------ INFORMATION SUPPLIED
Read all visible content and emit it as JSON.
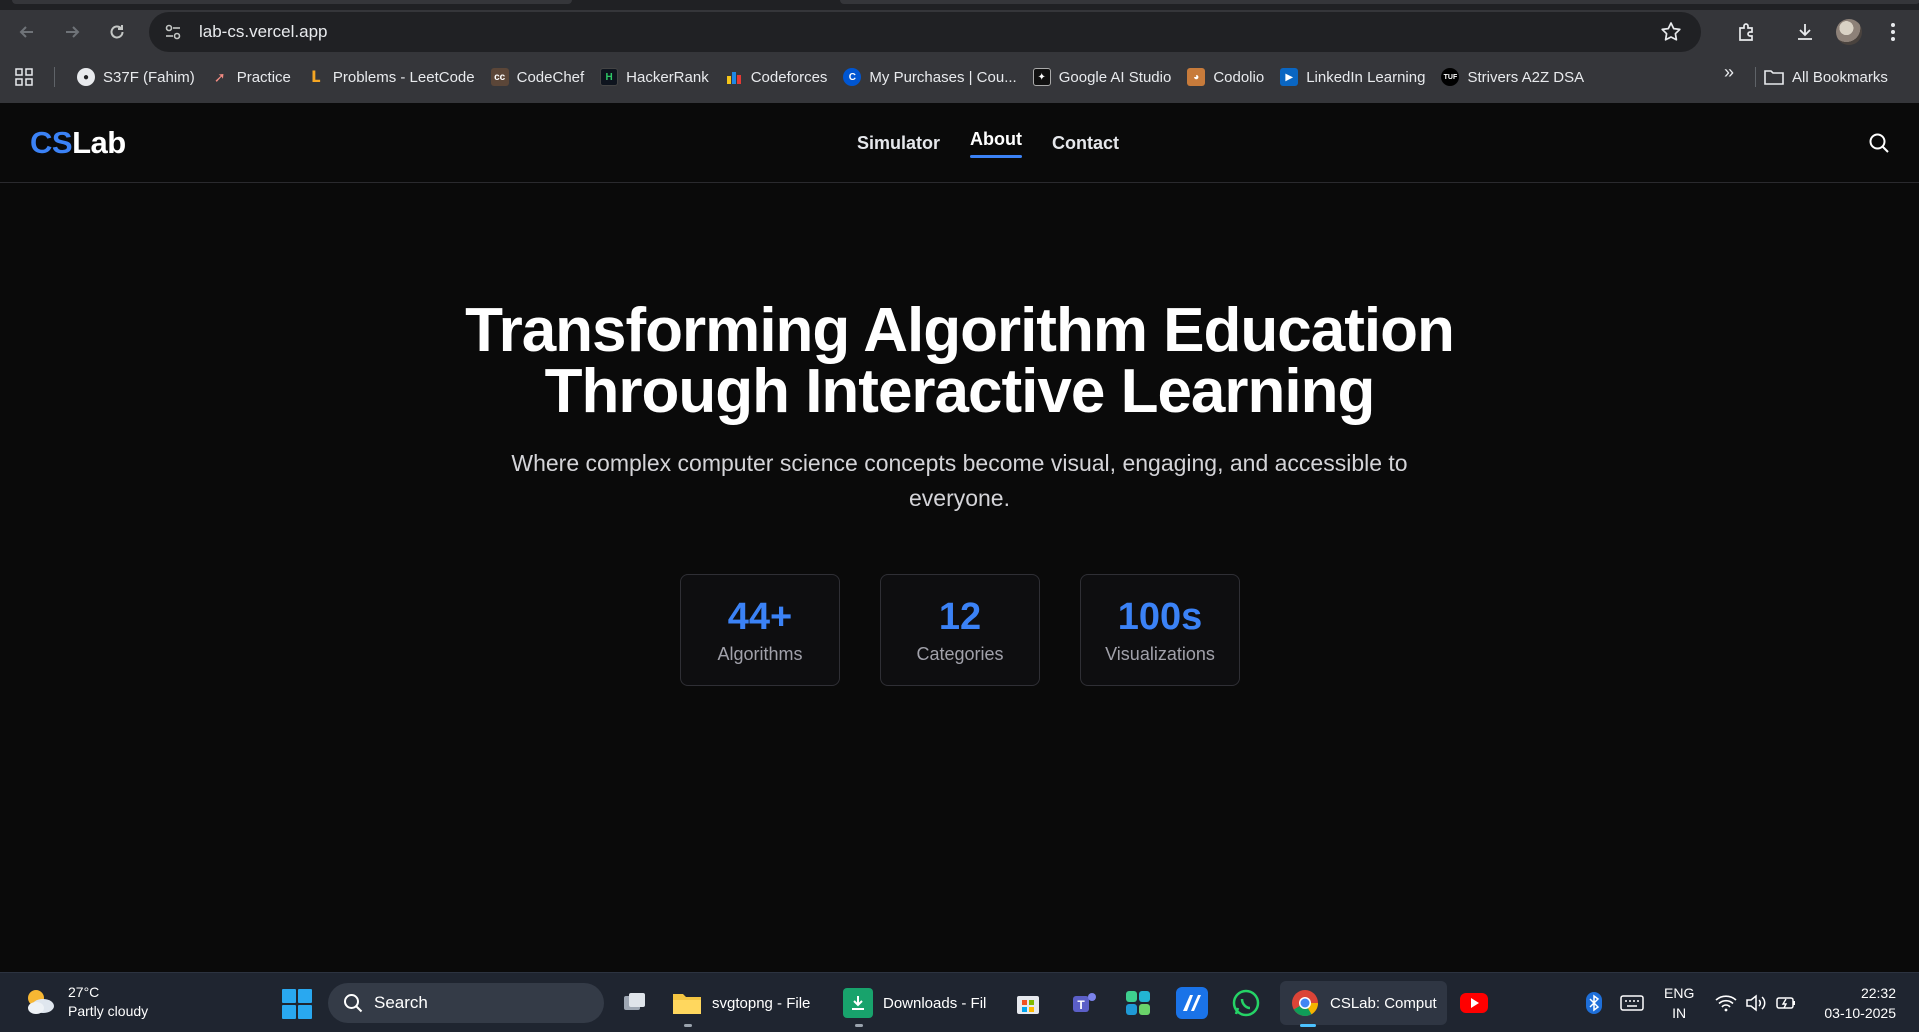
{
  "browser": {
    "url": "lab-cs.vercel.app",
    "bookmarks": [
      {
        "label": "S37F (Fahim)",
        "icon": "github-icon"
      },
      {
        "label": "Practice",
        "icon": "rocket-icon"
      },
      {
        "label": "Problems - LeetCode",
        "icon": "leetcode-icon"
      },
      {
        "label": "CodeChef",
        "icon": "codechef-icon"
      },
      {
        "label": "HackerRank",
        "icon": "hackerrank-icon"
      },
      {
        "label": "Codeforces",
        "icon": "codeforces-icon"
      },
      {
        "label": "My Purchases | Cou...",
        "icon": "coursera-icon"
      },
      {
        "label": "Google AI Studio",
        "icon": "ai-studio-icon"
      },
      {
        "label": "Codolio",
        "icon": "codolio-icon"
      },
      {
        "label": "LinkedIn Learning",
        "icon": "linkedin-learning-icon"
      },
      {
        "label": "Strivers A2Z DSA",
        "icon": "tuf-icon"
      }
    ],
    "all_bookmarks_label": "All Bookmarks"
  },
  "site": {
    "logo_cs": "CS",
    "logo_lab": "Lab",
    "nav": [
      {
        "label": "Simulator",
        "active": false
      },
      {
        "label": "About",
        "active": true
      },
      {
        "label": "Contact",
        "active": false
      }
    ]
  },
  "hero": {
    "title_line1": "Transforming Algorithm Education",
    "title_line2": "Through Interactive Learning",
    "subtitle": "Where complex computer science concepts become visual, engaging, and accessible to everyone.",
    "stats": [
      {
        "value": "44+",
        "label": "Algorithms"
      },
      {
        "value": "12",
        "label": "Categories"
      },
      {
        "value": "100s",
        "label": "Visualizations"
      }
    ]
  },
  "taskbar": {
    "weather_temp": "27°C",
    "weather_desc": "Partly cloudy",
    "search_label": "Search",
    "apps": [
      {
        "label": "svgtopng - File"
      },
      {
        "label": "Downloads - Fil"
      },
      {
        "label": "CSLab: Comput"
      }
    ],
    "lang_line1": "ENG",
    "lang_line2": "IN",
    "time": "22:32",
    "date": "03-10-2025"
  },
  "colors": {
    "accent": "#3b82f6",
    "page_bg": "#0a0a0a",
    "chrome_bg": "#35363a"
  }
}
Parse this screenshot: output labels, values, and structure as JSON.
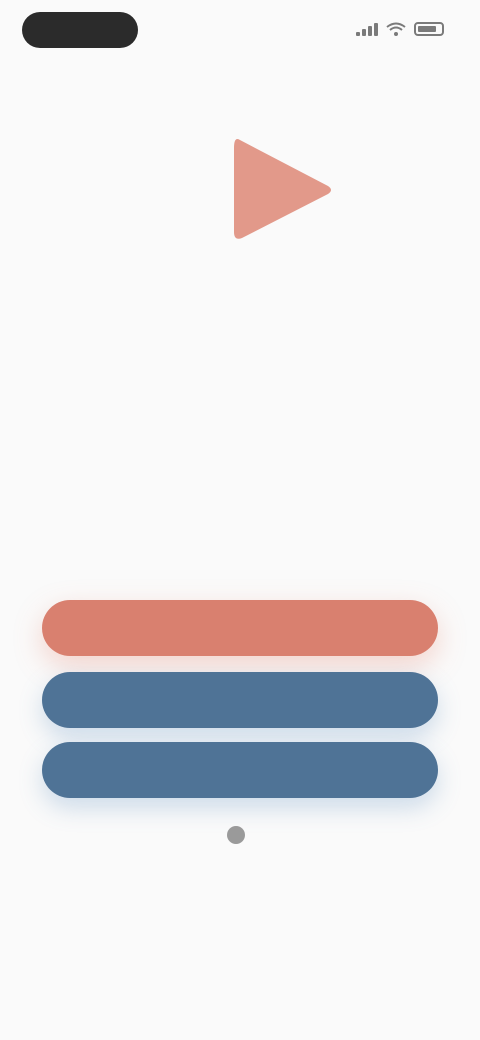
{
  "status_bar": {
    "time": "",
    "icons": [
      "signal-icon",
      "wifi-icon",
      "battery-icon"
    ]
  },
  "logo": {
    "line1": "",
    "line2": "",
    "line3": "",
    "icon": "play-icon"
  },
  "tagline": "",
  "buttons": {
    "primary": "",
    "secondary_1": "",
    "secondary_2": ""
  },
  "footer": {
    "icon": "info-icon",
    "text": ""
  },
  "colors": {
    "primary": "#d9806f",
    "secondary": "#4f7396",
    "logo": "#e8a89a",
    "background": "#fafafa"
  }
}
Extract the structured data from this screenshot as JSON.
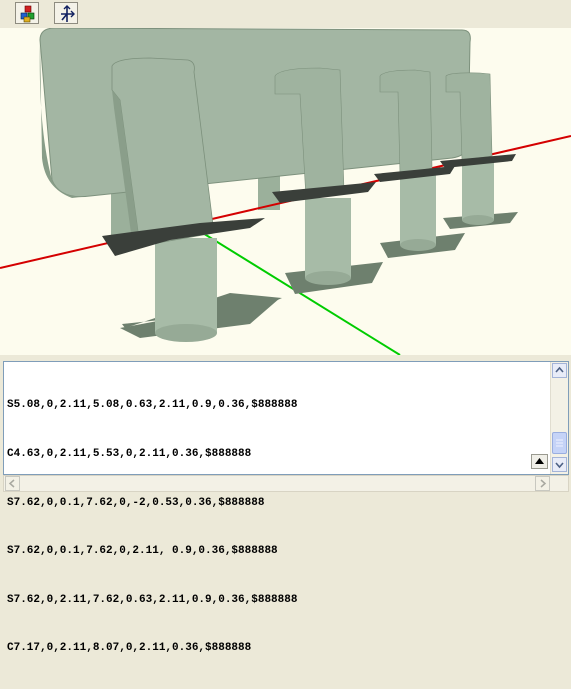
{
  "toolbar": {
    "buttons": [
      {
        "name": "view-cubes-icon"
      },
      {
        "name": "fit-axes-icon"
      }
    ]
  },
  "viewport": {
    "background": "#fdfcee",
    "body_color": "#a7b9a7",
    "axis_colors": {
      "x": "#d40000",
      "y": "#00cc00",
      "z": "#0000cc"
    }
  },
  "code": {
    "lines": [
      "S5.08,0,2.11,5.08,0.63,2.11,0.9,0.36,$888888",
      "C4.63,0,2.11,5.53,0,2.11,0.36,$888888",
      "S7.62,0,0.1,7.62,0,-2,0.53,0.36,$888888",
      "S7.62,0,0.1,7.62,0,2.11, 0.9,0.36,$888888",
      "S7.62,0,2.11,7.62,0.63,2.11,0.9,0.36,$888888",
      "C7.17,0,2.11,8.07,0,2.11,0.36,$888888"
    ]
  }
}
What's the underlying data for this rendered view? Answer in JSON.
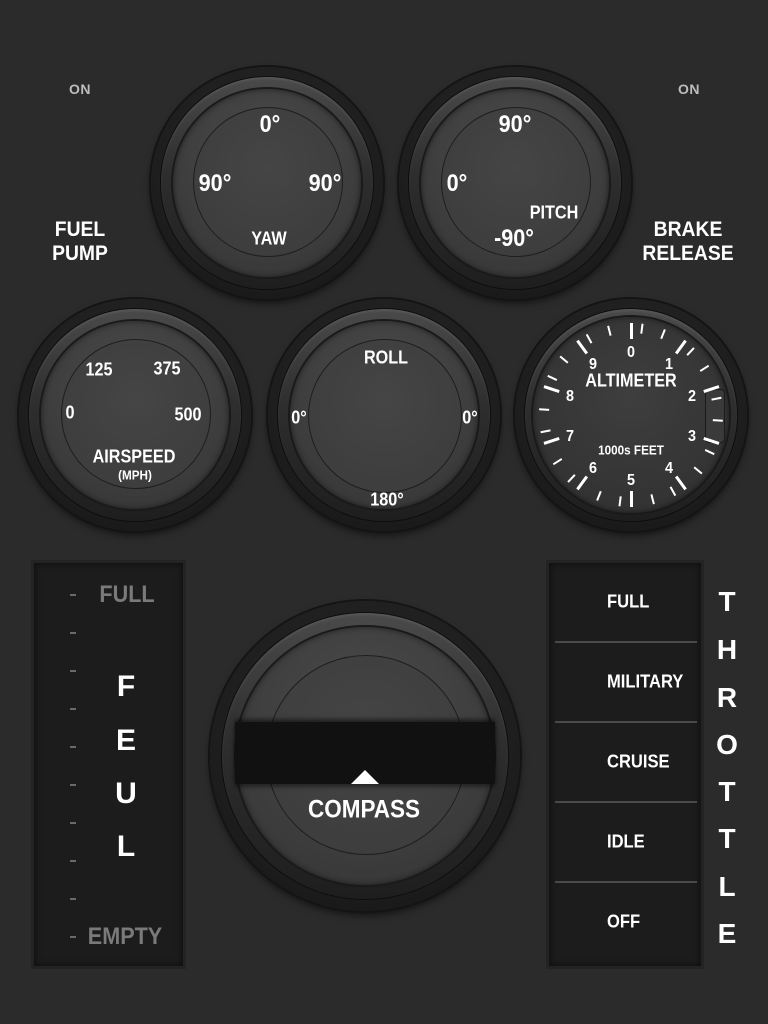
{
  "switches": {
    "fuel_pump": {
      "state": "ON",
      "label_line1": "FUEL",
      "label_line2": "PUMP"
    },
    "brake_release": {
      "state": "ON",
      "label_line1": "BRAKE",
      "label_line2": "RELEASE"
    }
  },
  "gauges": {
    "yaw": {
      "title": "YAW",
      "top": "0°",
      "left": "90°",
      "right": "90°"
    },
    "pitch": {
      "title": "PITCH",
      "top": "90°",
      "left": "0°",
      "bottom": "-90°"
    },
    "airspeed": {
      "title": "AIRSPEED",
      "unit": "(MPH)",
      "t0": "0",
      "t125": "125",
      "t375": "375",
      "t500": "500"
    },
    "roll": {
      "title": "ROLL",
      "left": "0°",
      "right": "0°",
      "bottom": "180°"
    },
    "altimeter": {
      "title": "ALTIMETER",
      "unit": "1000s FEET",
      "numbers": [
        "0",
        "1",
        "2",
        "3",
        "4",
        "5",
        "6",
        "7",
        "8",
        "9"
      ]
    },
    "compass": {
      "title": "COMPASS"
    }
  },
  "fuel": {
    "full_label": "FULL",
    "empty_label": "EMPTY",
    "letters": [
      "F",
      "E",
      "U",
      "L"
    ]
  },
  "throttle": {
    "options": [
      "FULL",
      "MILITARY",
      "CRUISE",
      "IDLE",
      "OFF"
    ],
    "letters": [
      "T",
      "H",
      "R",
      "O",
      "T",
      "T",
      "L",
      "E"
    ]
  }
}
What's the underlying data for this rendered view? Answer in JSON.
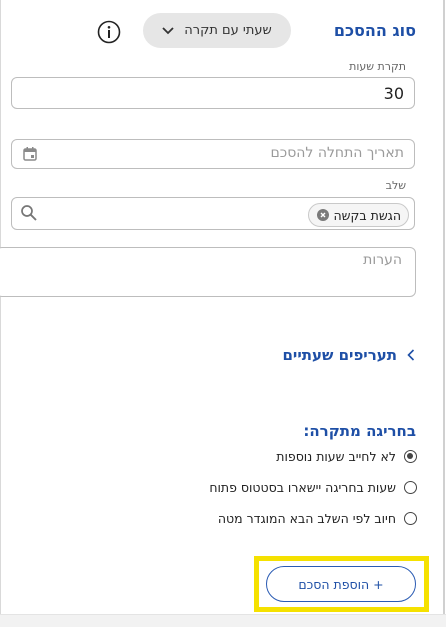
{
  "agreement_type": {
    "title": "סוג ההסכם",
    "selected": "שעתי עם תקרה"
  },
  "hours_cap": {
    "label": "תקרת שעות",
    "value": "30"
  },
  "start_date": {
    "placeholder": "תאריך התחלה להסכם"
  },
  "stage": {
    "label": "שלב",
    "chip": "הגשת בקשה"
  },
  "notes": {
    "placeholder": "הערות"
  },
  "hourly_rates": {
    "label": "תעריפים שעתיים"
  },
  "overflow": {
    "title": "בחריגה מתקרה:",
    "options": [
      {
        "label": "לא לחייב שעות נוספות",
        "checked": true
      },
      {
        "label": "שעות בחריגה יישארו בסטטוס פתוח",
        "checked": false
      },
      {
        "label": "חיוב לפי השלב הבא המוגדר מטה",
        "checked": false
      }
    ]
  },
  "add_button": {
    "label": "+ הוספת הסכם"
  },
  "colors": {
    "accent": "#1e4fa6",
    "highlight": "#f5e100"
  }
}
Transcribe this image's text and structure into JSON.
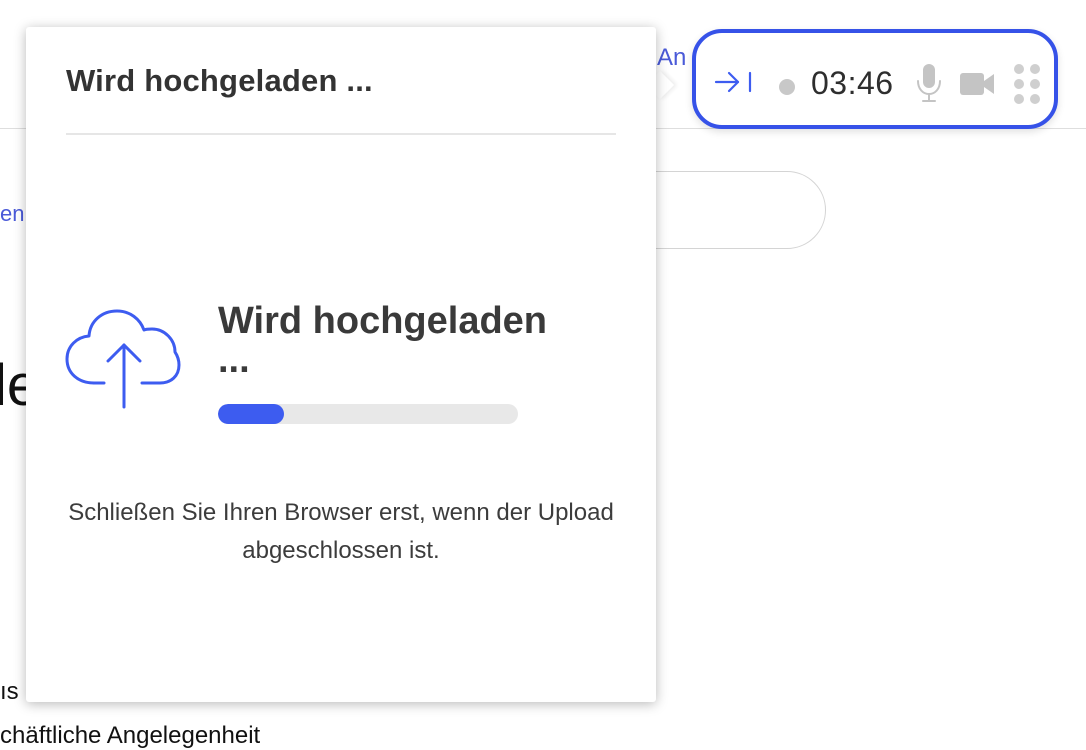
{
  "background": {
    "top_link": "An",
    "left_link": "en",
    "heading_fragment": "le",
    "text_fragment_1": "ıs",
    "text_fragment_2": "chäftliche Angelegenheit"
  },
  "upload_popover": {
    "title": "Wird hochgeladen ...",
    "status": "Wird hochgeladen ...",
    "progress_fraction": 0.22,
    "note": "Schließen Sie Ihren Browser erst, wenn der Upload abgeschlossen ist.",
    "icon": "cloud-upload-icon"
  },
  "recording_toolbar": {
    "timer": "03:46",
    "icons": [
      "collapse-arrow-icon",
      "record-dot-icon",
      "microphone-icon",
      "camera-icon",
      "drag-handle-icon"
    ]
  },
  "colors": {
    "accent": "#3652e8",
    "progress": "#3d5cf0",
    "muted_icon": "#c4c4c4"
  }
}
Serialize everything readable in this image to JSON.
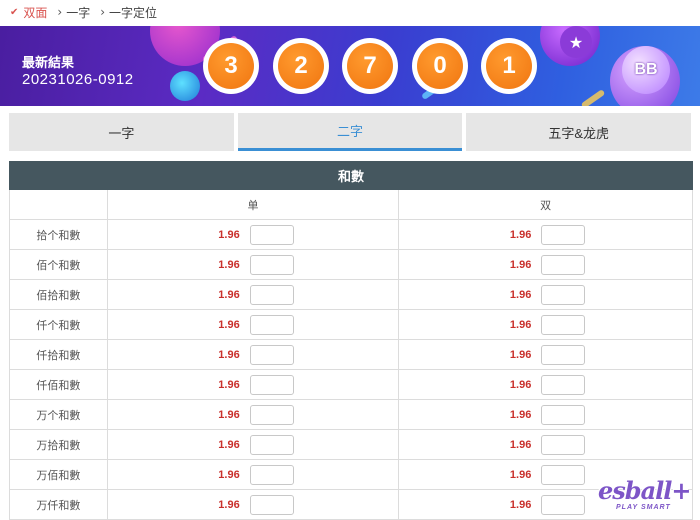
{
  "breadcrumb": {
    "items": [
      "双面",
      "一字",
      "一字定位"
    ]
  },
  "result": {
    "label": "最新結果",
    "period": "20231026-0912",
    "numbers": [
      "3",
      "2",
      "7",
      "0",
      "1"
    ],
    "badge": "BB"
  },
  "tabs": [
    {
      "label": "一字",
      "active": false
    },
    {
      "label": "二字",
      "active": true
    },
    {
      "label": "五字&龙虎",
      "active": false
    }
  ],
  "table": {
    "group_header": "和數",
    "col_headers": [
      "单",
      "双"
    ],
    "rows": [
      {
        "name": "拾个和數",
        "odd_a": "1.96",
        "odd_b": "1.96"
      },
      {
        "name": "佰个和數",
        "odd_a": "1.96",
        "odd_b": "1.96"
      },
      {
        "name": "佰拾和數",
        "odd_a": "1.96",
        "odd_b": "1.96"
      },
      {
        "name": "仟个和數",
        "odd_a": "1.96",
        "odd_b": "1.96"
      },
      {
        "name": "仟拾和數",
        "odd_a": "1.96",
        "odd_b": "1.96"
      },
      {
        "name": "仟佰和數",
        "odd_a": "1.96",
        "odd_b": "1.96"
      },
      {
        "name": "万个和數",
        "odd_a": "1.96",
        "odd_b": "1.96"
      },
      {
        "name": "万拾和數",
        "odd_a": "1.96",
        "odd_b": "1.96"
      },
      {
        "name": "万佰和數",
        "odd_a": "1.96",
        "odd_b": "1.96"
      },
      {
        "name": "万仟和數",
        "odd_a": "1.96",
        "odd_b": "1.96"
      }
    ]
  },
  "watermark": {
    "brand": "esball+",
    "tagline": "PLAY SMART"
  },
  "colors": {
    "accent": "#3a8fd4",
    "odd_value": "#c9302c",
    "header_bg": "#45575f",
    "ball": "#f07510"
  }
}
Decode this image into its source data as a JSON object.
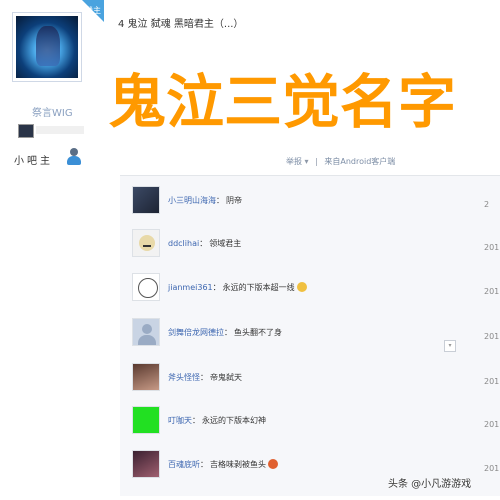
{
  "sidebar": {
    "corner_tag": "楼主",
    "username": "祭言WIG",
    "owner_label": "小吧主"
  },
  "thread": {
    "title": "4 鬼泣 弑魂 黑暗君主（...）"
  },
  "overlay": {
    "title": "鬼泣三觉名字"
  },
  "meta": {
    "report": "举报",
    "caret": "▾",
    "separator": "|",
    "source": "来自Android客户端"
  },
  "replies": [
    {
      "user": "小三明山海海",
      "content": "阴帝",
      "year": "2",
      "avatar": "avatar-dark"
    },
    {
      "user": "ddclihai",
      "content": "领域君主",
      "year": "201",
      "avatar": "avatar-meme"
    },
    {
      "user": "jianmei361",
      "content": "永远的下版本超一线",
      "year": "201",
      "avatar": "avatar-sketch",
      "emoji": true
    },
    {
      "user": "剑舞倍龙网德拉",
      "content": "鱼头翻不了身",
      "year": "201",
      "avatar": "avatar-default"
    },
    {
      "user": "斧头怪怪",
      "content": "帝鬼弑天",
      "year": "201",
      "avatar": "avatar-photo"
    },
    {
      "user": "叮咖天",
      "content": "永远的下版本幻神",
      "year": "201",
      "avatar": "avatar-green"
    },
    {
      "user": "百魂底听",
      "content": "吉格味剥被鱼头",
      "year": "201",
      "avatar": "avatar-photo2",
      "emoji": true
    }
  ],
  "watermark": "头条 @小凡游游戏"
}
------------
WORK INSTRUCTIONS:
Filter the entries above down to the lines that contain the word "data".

SOLUTION TO THIS TASK:
Extract the structured data from this screenshot as JSON.
What's the underlying data for this rendered view? Answer in JSON.
What's the underlying data for this rendered view? Answer in JSON.
Decode this image into its source data as a JSON object.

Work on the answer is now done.